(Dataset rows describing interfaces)
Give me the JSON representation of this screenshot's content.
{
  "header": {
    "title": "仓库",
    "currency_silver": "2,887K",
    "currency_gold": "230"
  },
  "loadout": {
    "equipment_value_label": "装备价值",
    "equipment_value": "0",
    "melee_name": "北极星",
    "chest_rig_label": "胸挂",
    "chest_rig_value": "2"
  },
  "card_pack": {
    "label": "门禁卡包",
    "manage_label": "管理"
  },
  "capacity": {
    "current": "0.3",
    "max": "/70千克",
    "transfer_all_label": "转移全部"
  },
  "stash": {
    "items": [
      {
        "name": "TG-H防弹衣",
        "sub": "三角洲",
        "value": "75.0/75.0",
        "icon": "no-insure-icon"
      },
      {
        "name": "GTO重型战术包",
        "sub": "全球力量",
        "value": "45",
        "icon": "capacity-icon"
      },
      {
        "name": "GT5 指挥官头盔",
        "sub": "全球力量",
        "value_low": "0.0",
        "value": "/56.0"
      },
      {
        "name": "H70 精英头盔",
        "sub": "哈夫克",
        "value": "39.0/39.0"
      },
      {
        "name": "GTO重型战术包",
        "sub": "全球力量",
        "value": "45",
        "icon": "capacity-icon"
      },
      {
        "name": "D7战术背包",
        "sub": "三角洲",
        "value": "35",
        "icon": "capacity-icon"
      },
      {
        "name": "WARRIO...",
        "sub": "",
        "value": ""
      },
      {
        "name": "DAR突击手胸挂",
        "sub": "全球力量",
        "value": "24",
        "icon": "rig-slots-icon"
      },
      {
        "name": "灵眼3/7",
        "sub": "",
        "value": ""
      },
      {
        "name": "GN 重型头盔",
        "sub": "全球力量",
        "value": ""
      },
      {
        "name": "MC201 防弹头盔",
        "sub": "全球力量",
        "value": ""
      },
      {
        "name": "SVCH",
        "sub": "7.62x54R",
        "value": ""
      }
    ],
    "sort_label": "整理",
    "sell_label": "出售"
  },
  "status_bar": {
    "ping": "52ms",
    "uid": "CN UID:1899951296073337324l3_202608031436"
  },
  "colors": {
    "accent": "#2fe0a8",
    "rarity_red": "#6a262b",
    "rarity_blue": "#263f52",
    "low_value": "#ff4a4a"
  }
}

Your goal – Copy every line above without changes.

Answer below –
Give me the JSON representation of this screenshot's content.
{
  "header": {
    "title": "仓库",
    "currency_silver": "2,887K",
    "currency_gold": "230"
  },
  "loadout": {
    "equipment_value_label": "装备价值",
    "equipment_value": "0",
    "melee_name": "北极星",
    "chest_rig_label": "胸挂",
    "chest_rig_value": "2"
  },
  "card_pack": {
    "label": "门禁卡包",
    "manage_label": "管理"
  },
  "capacity": {
    "current": "0.3",
    "max": "/70千克",
    "transfer_all_label": "转移全部"
  },
  "stash": {
    "items": [
      {
        "name": "TG-H防弹衣",
        "sub": "三角洲",
        "value": "75.0/75.0",
        "icon": "no-insure-icon"
      },
      {
        "name": "GTO重型战术包",
        "sub": "全球力量",
        "value": "45",
        "icon": "capacity-icon"
      },
      {
        "name": "GT5 指挥官头盔",
        "sub": "全球力量",
        "value_low": "0.0",
        "value": "/56.0"
      },
      {
        "name": "H70 精英头盔",
        "sub": "哈夫克",
        "value": "39.0/39.0"
      },
      {
        "name": "GTO重型战术包",
        "sub": "全球力量",
        "value": "45",
        "icon": "capacity-icon"
      },
      {
        "name": "D7战术背包",
        "sub": "三角洲",
        "value": "35",
        "icon": "capacity-icon"
      },
      {
        "name": "WARRIO...",
        "sub": "",
        "value": ""
      },
      {
        "name": "DAR突击手胸挂",
        "sub": "全球力量",
        "value": "24",
        "icon": "rig-slots-icon"
      },
      {
        "name": "灵眼3/7",
        "sub": "",
        "value": ""
      },
      {
        "name": "GN 重型头盔",
        "sub": "全球力量",
        "value": ""
      },
      {
        "name": "MC201 防弹头盔",
        "sub": "全球力量",
        "value": ""
      },
      {
        "name": "SVCH",
        "sub": "7.62x54R",
        "value": ""
      }
    ],
    "sort_label": "整理",
    "sell_label": "出售"
  },
  "status_bar": {
    "ping": "52ms",
    "uid": "CN UID:1899951296073337324l3_202608031436"
  },
  "colors": {
    "accent": "#2fe0a8",
    "rarity_red": "#6a262b",
    "rarity_blue": "#263f52",
    "low_value": "#ff4a4a"
  }
}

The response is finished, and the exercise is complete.